Assisted living facilities may be part of a retirement community, nursing home, senior housing complex, or may stand-alone. Licensing requirements for assisted living facilities vary by state and can be known by as many as 26 different names including: residential care, board and care, congregate care, and personal care. They may be operated by non-profit or for-profit companies. Most facilities have between 25 and 120 units. There is no single blueprint, because consumers' preferences and needs vary widely. Units may vary in size from one room to a full apartment.
We have seen a growth in popularity of the assisted living industry in recent years and it is believed that the industry will continue to grow.
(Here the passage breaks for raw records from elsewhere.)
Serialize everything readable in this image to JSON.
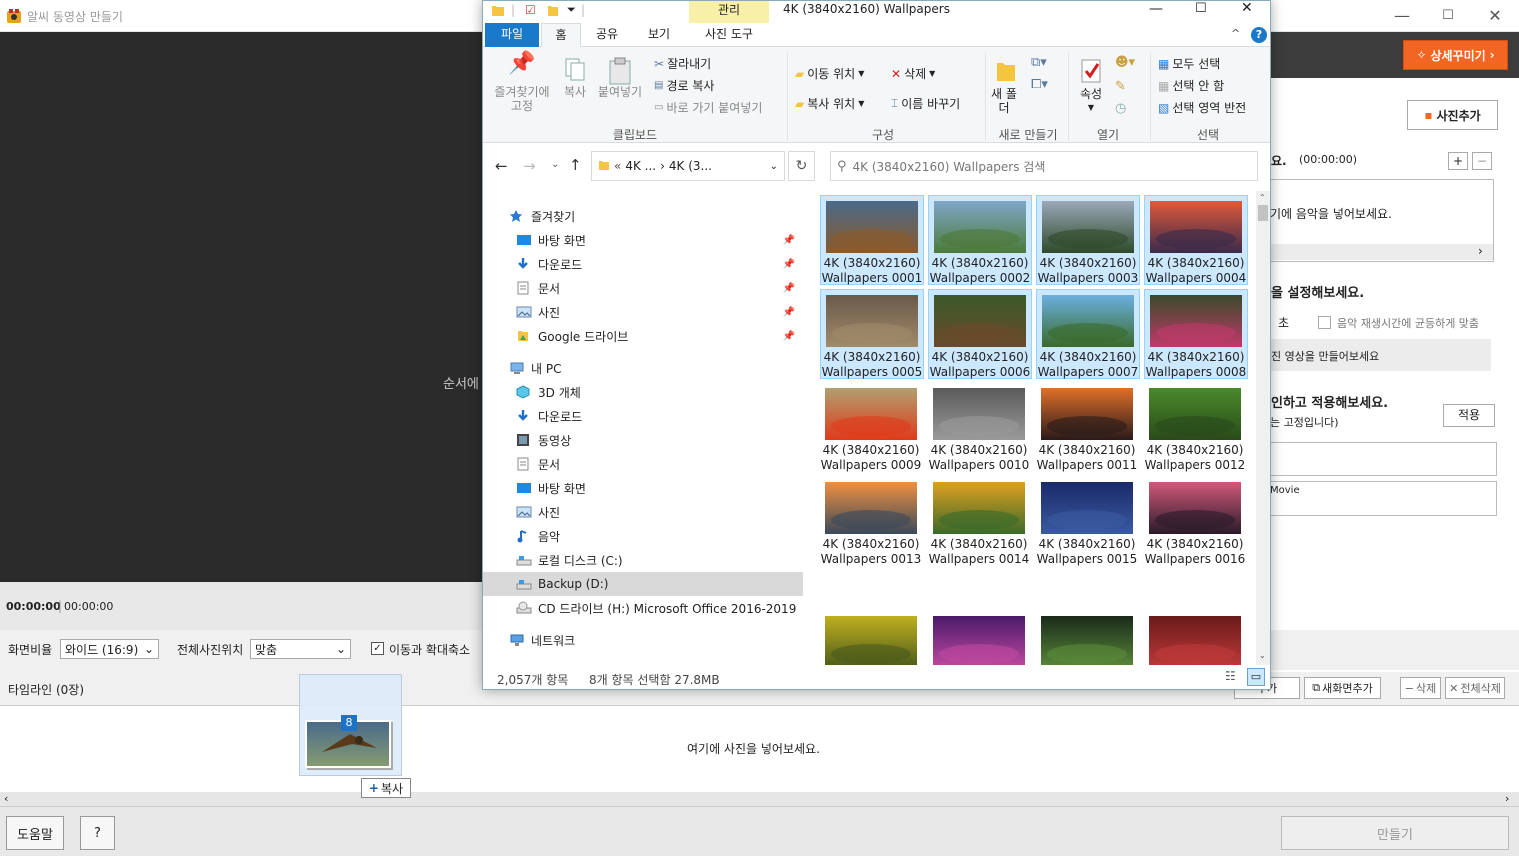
{
  "app": {
    "title": "알씨 동영상 만들기",
    "preview_hint": "순서에",
    "detail_button": "상세꾸미기",
    "add_photo_button": "사진추가",
    "time_current": "00:00:00",
    "time_total": "00:00:00",
    "aspect_label": "화면비율",
    "aspect_value": "와이드 (16:9)",
    "position_label": "전체사진위치",
    "position_value": "맞춤",
    "zoom_label": "이동과 확대축소",
    "timeline_label": "타임라인 (0장)",
    "timeline_hint": "여기에 사진을 넣어보세요.",
    "help_button": "도움말",
    "question_button": "?",
    "make_button": "만들기",
    "tl_btn1": "추가",
    "tl_btn2": "새화면추가",
    "tl_btn3": "삭제",
    "tl_btn4": "전체삭제",
    "drag_count": "8",
    "copy_tip": "복사"
  },
  "right_panel": {
    "music_heading": "요.",
    "music_time": "(00:00:00)",
    "music_hint": "기에 음악을 넣어보세요.",
    "time_heading": "을 설정해보세요.",
    "sec_label": "초",
    "music_fit_label": "음악 재생시간에 균등하게 맞춤",
    "make_hint": "진 영상을 만들어보세요",
    "apply_heading": "인하고 적용해보세요.",
    "apply_button": "적용",
    "fixed_note": "는 고정입니다)",
    "movie_field": "Movie"
  },
  "explorer": {
    "title": "4K (3840x2160) Wallpapers",
    "manage_tab": "관리",
    "tabs": [
      "파일",
      "홈",
      "공유",
      "보기",
      "사진 도구"
    ],
    "ribbon": {
      "pin": "즐겨찾기에 고정",
      "copy": "복사",
      "paste": "붙여넣기",
      "cut": "잘라내기",
      "copy_path": "경로 복사",
      "paste_shortcut": "바로 가기 붙여넣기",
      "group_clipboard": "클립보드",
      "move_to": "이동 위치",
      "copy_to": "복사 위치",
      "delete": "삭제",
      "rename": "이름 바꾸기",
      "group_organize": "구성",
      "new_folder": "새 폴더",
      "group_new": "새로 만들기",
      "properties": "속성",
      "group_open": "열기",
      "select_all": "모두 선택",
      "select_none": "선택 안 함",
      "invert_selection": "선택 영역 반전",
      "group_select": "선택"
    },
    "address": [
      "«",
      "4K ...",
      "›",
      "4K (3..."
    ],
    "search_placeholder": "4K (3840x2160) Wallpapers 검색",
    "nav": [
      {
        "label": "즐겨찾기",
        "indent": 1,
        "icon": "star-icon",
        "pin": false
      },
      {
        "label": "바탕 화면",
        "indent": 2,
        "icon": "desktop-icon",
        "pin": true
      },
      {
        "label": "다운로드",
        "indent": 2,
        "icon": "download-icon",
        "pin": true
      },
      {
        "label": "문서",
        "indent": 2,
        "icon": "document-icon",
        "pin": true
      },
      {
        "label": "사진",
        "indent": 2,
        "icon": "picture-icon",
        "pin": true
      },
      {
        "label": "Google 드라이브",
        "indent": 2,
        "icon": "google-drive-icon",
        "pin": true
      },
      {
        "label": "내 PC",
        "indent": 1,
        "icon": "pc-icon",
        "pin": false
      },
      {
        "label": "3D 개체",
        "indent": 2,
        "icon": "cube-icon",
        "pin": false
      },
      {
        "label": "다운로드",
        "indent": 2,
        "icon": "download-icon",
        "pin": false
      },
      {
        "label": "동영상",
        "indent": 2,
        "icon": "video-icon",
        "pin": false
      },
      {
        "label": "문서",
        "indent": 2,
        "icon": "document-icon",
        "pin": false
      },
      {
        "label": "바탕 화면",
        "indent": 2,
        "icon": "desktop-icon",
        "pin": false
      },
      {
        "label": "사진",
        "indent": 2,
        "icon": "picture-icon",
        "pin": false
      },
      {
        "label": "음악",
        "indent": 2,
        "icon": "music-icon",
        "pin": false
      },
      {
        "label": "로컬 디스크 (C:)",
        "indent": 2,
        "icon": "disk-icon",
        "pin": false
      },
      {
        "label": "Backup (D:)",
        "indent": 2,
        "icon": "disk-icon",
        "pin": false,
        "selected": true
      },
      {
        "label": "CD 드라이브 (H:) Microsoft Office 2016-2019",
        "indent": 2,
        "icon": "cd-icon",
        "pin": false
      },
      {
        "label": "네트워크",
        "indent": 1,
        "icon": "network-icon",
        "pin": false
      }
    ],
    "files": [
      {
        "line1": "4K (3840x2160)",
        "line2": "Wallpapers 0001",
        "selected": true,
        "c1": "#4a6a8a",
        "c2": "#8a5a2a"
      },
      {
        "line1": "4K (3840x2160)",
        "line2": "Wallpapers 0002",
        "selected": true,
        "c1": "#7fa7c8",
        "c2": "#4d7a3a"
      },
      {
        "line1": "4K (3840x2160)",
        "line2": "Wallpapers 0003",
        "selected": true,
        "c1": "#9aa8b8",
        "c2": "#2f4a2a"
      },
      {
        "line1": "4K (3840x2160)",
        "line2": "Wallpapers 0004",
        "selected": true,
        "c1": "#e05a3a",
        "c2": "#3a2a4a"
      },
      {
        "line1": "4K (3840x2160)",
        "line2": "Wallpapers 0005",
        "selected": true,
        "c1": "#6a5a4a",
        "c2": "#a08a6a"
      },
      {
        "line1": "4K (3840x2160)",
        "line2": "Wallpapers 0006",
        "selected": true,
        "c1": "#3a5a2a",
        "c2": "#6a4a2a"
      },
      {
        "line1": "4K (3840x2160)",
        "line2": "Wallpapers 0007",
        "selected": true,
        "c1": "#6ab0e0",
        "c2": "#3a6a2a"
      },
      {
        "line1": "4K (3840x2160)",
        "line2": "Wallpapers 0008",
        "selected": true,
        "c1": "#3a4a2a",
        "c2": "#c03a6a"
      },
      {
        "line1": "4K (3840x2160)",
        "line2": "Wallpapers 0009",
        "selected": false,
        "c1": "#b0a070",
        "c2": "#e03a1a"
      },
      {
        "line1": "4K (3840x2160)",
        "line2": "Wallpapers 0010",
        "selected": false,
        "c1": "#5a5a5a",
        "c2": "#9a9a9a"
      },
      {
        "line1": "4K (3840x2160)",
        "line2": "Wallpapers 0011",
        "selected": false,
        "c1": "#e0702a",
        "c2": "#2a1a1a"
      },
      {
        "line1": "4K (3840x2160)",
        "line2": "Wallpapers 0012",
        "selected": false,
        "c1": "#4a8a2a",
        "c2": "#2a4a1a"
      },
      {
        "line1": "4K (3840x2160)",
        "line2": "Wallpapers 0013",
        "selected": false,
        "c1": "#f09040",
        "c2": "#3a4a5a"
      },
      {
        "line1": "4K (3840x2160)",
        "line2": "Wallpapers 0014",
        "selected": false,
        "c1": "#e0a020",
        "c2": "#3a6a2a"
      },
      {
        "line1": "4K (3840x2160)",
        "line2": "Wallpapers 0015",
        "selected": false,
        "c1": "#1a2a6a",
        "c2": "#3a5aa0"
      },
      {
        "line1": "4K (3840x2160)",
        "line2": "Wallpapers 0016",
        "selected": false,
        "c1": "#d05a7a",
        "c2": "#2a1a2a"
      },
      {
        "line1": "",
        "line2": "",
        "selected": false,
        "c1": "#c0b020",
        "c2": "#4a5a1a"
      },
      {
        "line1": "",
        "line2": "",
        "selected": false,
        "c1": "#4a1a6a",
        "c2": "#c04aa0"
      },
      {
        "line1": "",
        "line2": "",
        "selected": false,
        "c1": "#1a2a1a",
        "c2": "#5a8a3a"
      },
      {
        "line1": "",
        "line2": "",
        "selected": false,
        "c1": "#6a1a1a",
        "c2": "#c03a3a"
      }
    ],
    "status_count": "2,057개 항목",
    "status_selected": "8개 항목 선택함 27.8MB"
  },
  "colors": {
    "accent_orange": "#f26522",
    "explorer_blue": "#1979ca",
    "selection_blue": "#cce8ff"
  }
}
In contrast to nursing homes, no federal quality standards exist for assisted living. Additionally, states vary significantly in their licensing requirements, quality standards, and monitoring and enforcement activities. In order to assist providers in meeting the demands of this growing industry we will offer links to industry updates, a monthly power point presentation that may be used to train facility staff and other helpful information.